■ Directions ■
Using the records that follow, work out how many lines hold the string "Imageine" and provide that number only.

[Data records for software interfaces]

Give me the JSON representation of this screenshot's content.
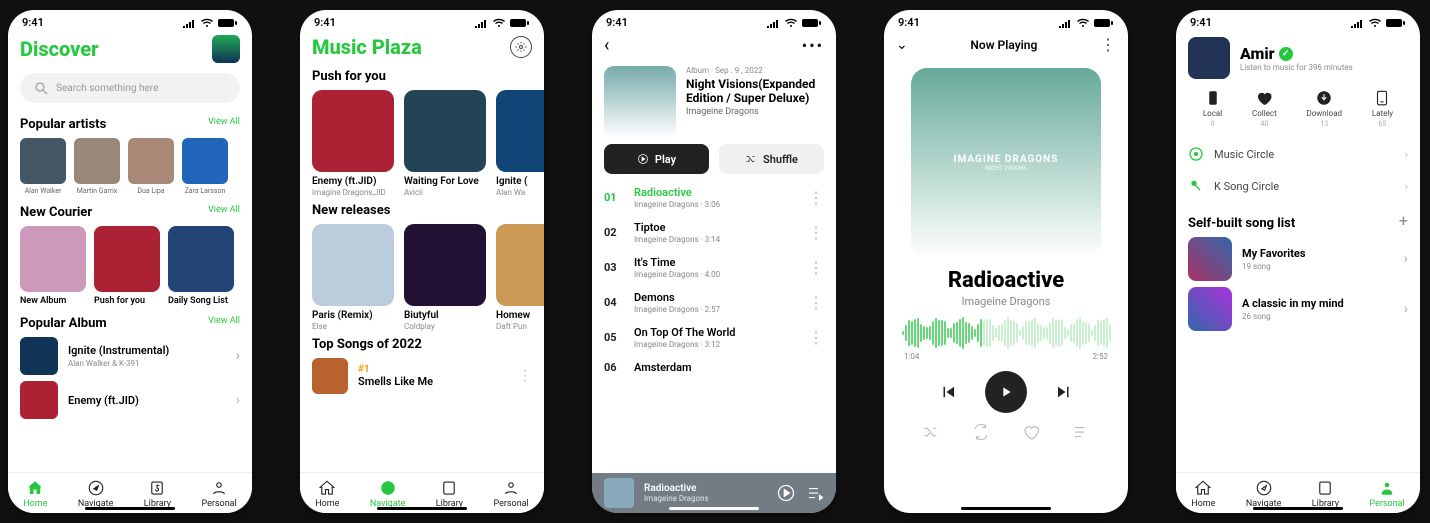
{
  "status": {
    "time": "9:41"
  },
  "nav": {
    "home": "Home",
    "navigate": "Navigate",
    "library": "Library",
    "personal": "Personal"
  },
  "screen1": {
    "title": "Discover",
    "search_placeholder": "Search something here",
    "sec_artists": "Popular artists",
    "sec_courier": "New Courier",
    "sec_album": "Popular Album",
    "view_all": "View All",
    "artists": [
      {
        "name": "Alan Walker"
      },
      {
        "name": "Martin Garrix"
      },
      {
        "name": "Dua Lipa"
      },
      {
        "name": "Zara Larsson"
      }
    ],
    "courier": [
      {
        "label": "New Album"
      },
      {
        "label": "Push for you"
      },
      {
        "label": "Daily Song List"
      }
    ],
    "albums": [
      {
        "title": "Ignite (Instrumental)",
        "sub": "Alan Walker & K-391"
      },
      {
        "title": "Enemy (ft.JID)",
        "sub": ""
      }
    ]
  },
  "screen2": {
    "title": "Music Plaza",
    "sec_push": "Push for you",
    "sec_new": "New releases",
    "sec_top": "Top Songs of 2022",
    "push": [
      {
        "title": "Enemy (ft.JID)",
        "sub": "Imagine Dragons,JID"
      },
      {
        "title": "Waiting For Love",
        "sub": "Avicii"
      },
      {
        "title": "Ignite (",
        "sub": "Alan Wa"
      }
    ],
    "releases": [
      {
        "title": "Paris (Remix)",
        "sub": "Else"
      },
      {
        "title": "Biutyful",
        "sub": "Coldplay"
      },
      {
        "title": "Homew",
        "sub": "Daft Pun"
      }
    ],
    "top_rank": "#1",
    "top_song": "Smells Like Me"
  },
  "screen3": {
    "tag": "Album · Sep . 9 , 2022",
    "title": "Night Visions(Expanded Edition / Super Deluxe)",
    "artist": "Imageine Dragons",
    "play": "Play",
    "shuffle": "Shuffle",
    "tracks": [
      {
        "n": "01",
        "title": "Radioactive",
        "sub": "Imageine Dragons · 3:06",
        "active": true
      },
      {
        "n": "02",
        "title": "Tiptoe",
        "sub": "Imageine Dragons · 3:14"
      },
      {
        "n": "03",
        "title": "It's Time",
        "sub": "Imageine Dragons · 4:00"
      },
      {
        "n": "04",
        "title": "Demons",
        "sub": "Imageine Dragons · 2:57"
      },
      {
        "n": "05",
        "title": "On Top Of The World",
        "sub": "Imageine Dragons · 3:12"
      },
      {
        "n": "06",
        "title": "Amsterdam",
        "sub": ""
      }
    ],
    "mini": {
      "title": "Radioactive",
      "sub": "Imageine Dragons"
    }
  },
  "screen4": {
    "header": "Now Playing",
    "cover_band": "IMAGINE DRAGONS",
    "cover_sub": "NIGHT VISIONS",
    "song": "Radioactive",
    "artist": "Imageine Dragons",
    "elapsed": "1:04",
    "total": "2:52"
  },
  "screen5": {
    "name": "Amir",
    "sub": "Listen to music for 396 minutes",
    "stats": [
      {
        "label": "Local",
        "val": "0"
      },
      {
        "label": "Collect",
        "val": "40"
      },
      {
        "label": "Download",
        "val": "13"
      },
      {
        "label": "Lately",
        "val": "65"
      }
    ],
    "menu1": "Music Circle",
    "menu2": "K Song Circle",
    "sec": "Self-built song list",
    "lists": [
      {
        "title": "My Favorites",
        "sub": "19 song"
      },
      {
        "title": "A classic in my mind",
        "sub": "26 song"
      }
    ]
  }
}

■ Task output ■
8